» **Provided data**
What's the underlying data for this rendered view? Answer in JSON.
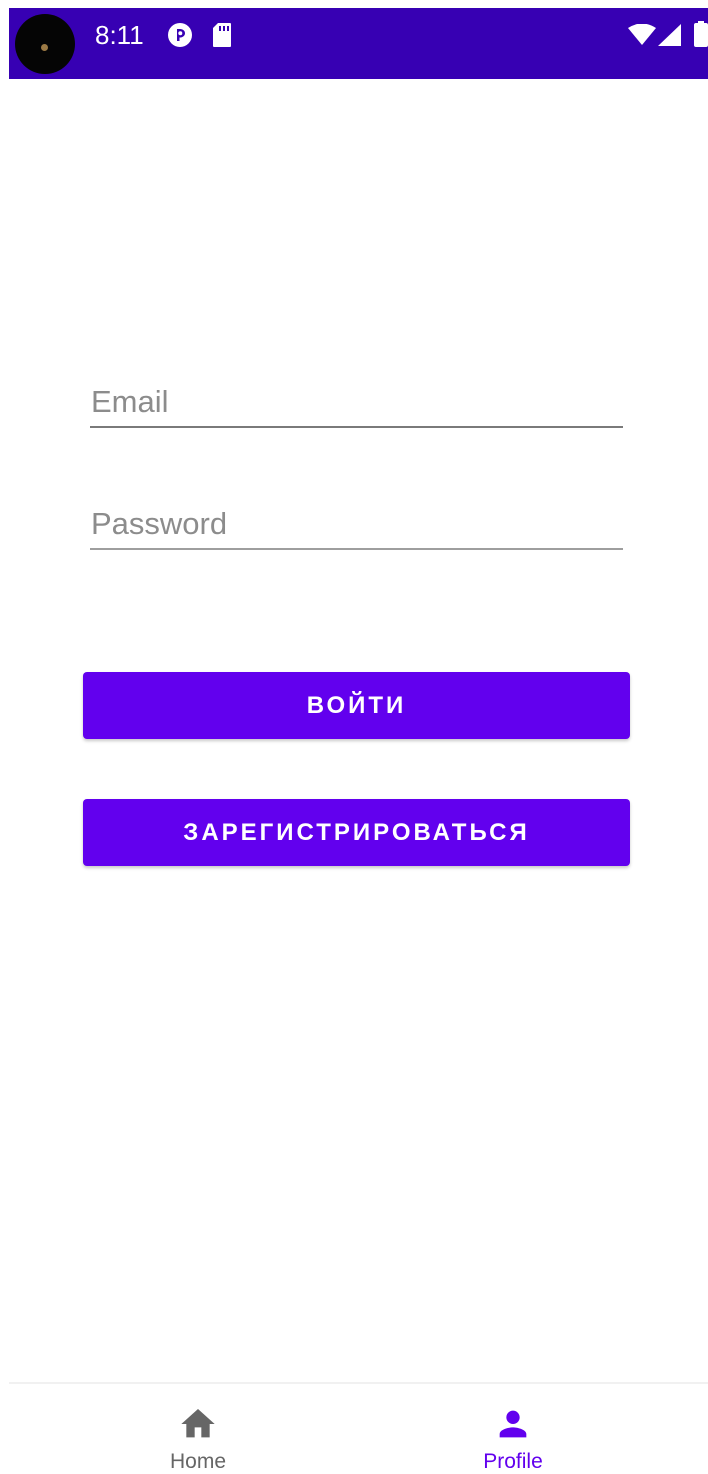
{
  "status_bar": {
    "time": "8:11",
    "background_color": "#3700b3",
    "icons": [
      "camera-cutout-icon",
      "pocket-casts-icon",
      "sd-card-icon",
      "wifi-icon",
      "signal-icon",
      "battery-icon"
    ]
  },
  "form": {
    "email_placeholder": "Email",
    "email_value": "",
    "password_placeholder": "Password",
    "password_value": ""
  },
  "buttons": {
    "login_label": "ВОЙТИ",
    "register_label": "ЗАРЕГИСТРИРОВАТЬСЯ",
    "color": "#6200ee"
  },
  "bottom_nav": {
    "active": "profile",
    "active_color": "#6200ee",
    "items": [
      {
        "label": "Home",
        "icon": "home-icon"
      },
      {
        "label": "Profile",
        "icon": "person-icon"
      }
    ]
  }
}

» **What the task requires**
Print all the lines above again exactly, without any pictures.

» **Answer box**
What's the underlying data for this rendered view? Answer in JSON.
{
  "status_bar": {
    "time": "8:11",
    "background_color": "#3700b3",
    "icons": [
      "camera-cutout-icon",
      "pocket-casts-icon",
      "sd-card-icon",
      "wifi-icon",
      "signal-icon",
      "battery-icon"
    ]
  },
  "form": {
    "email_placeholder": "Email",
    "email_value": "",
    "password_placeholder": "Password",
    "password_value": ""
  },
  "buttons": {
    "login_label": "ВОЙТИ",
    "register_label": "ЗАРЕГИСТРИРОВАТЬСЯ",
    "color": "#6200ee"
  },
  "bottom_nav": {
    "active": "profile",
    "active_color": "#6200ee",
    "items": [
      {
        "label": "Home",
        "icon": "home-icon"
      },
      {
        "label": "Profile",
        "icon": "person-icon"
      }
    ]
  }
}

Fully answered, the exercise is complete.